"Old art should make new art," the ballet dancer and actor said Monday.
"View of St. Petersburg" by Petr Petrovich Vereshchagin is to be sold at Sotheby's on April 12 as part of the auction house's Russian art sale, where it is expected to fetch $300,000 to $500,000.
Baryshnikov said he recently donated the painting to the center's foundation so it could sell it to raise money for new programming from theater directors, musicians and choreographers. All the proceeds from the sale will go to the center.
Baryshnikov is the artistic director of the center, which he founded in 2005 as a "creative laboratory" and performance space for multidisciplinary artists from around the world. Located in Manhattan's Hell's Kitchen, it houses four studios, a studio theater and the 232-seat Jerome Robbins Theater. It offers performances in chamber music, dance, theater and visual arts and film screenings.
Baryshnikov told The Associated Press in a telephone interview that he was very sentimental about "View of St. Petersburg" because he "spent the best of my youth" there.
"But I feel that this money can be spent now on new art ... that's much more important than a look back and being nostalgic about the past," he added.
He said the young nonprofit arts center did not yet have an endowment and relied on donations from individuals, corporations and "the kindness of strangers."
Baryshnikov said he has already donated hundreds of works from his extensive 19th- and 20th-century art collection to his center's foundation but that the Vereshchagin work was the first to be sold to benefit the organization.
Eventually, Baryshnikov said he planned to donate all his artworks to his foundation. There are no plans yet on how the works will be used.
Baryshnikov called Vereshchagin's work "extraordinarily detailed and beautifully lit," offering a "very recognizable" panoramic view of St. Petersburg.
He said he purchased it from a Helsinki art gallery around 1978.

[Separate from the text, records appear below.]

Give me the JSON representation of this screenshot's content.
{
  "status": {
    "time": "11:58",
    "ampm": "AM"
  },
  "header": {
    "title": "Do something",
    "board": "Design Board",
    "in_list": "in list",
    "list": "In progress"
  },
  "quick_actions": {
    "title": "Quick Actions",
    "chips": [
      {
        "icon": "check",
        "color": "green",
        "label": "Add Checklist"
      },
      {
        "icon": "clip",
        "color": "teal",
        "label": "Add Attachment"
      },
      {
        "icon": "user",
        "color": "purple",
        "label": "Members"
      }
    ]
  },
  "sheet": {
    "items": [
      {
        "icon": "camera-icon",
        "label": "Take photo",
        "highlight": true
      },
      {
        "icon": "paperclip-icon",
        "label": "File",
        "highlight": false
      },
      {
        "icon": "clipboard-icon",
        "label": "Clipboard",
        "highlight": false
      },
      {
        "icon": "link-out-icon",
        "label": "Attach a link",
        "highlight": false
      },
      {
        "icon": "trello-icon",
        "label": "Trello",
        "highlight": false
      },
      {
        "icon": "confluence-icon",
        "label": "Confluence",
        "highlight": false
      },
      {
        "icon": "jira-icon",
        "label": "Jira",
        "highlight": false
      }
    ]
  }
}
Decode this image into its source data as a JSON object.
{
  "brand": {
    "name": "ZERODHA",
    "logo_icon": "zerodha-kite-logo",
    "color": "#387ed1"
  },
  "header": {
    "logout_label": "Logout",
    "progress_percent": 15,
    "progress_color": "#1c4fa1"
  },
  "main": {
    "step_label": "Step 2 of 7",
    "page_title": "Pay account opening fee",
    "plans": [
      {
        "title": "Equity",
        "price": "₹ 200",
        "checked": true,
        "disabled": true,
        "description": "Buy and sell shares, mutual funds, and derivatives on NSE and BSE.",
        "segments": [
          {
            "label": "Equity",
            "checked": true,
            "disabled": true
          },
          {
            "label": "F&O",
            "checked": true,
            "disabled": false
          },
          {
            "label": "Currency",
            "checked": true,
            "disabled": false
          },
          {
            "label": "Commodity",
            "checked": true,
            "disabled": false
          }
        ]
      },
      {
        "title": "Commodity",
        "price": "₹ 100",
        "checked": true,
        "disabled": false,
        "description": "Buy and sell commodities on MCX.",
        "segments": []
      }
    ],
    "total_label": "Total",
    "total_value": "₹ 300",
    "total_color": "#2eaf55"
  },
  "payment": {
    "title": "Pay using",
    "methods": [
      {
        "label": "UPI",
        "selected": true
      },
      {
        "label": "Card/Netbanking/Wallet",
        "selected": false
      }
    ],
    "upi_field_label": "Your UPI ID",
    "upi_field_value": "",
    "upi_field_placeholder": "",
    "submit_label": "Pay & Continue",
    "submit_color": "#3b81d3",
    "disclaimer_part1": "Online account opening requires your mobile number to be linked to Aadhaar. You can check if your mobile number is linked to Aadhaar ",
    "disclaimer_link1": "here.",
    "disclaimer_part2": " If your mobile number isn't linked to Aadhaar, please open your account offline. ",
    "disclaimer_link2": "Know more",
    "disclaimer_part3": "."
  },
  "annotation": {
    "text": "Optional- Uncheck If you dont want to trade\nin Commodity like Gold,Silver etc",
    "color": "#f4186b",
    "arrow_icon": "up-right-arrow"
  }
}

"I totally fell in love with it and borrowed some money to buy it," the 63-year-old artist said. "It was significant in my budget at that time, but I was so glad I bought it."